Data supplied section start

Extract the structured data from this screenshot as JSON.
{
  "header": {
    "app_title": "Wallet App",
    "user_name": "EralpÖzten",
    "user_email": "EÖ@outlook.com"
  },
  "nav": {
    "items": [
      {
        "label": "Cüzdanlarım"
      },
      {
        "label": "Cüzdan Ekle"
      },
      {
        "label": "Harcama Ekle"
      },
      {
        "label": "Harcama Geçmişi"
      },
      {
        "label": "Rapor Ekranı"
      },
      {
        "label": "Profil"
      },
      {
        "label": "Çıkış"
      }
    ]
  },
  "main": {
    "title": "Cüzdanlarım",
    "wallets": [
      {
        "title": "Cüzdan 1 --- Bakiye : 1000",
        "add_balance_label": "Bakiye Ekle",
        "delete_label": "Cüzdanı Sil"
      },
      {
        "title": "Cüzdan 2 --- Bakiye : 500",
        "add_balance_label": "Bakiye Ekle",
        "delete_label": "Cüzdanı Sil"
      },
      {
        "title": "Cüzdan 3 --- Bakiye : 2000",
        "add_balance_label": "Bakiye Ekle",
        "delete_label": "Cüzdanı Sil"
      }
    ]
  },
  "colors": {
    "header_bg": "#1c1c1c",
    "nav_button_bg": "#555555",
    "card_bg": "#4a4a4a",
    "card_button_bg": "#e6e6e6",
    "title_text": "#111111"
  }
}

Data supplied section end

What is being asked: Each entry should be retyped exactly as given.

Solution for this exercise:
Extract the structured data from this screenshot as JSON.
{
  "header": {
    "app_title": "Wallet App",
    "user_name": "EralpÖzten",
    "user_email": "EÖ@outlook.com"
  },
  "nav": {
    "items": [
      {
        "label": "Cüzdanlarım"
      },
      {
        "label": "Cüzdan Ekle"
      },
      {
        "label": "Harcama Ekle"
      },
      {
        "label": "Harcama Geçmişi"
      },
      {
        "label": "Rapor Ekranı"
      },
      {
        "label": "Profil"
      },
      {
        "label": "Çıkış"
      }
    ]
  },
  "main": {
    "title": "Cüzdanlarım",
    "wallets": [
      {
        "title": "Cüzdan 1 --- Bakiye : 1000",
        "add_balance_label": "Bakiye Ekle",
        "delete_label": "Cüzdanı Sil"
      },
      {
        "title": "Cüzdan 2 --- Bakiye : 500",
        "add_balance_label": "Bakiye Ekle",
        "delete_label": "Cüzdanı Sil"
      },
      {
        "title": "Cüzdan 3 --- Bakiye : 2000",
        "add_balance_label": "Bakiye Ekle",
        "delete_label": "Cüzdanı Sil"
      }
    ]
  },
  "colors": {
    "header_bg": "#1c1c1c",
    "nav_button_bg": "#555555",
    "card_bg": "#4a4a4a",
    "card_button_bg": "#e6e6e6",
    "title_text": "#111111"
  }
}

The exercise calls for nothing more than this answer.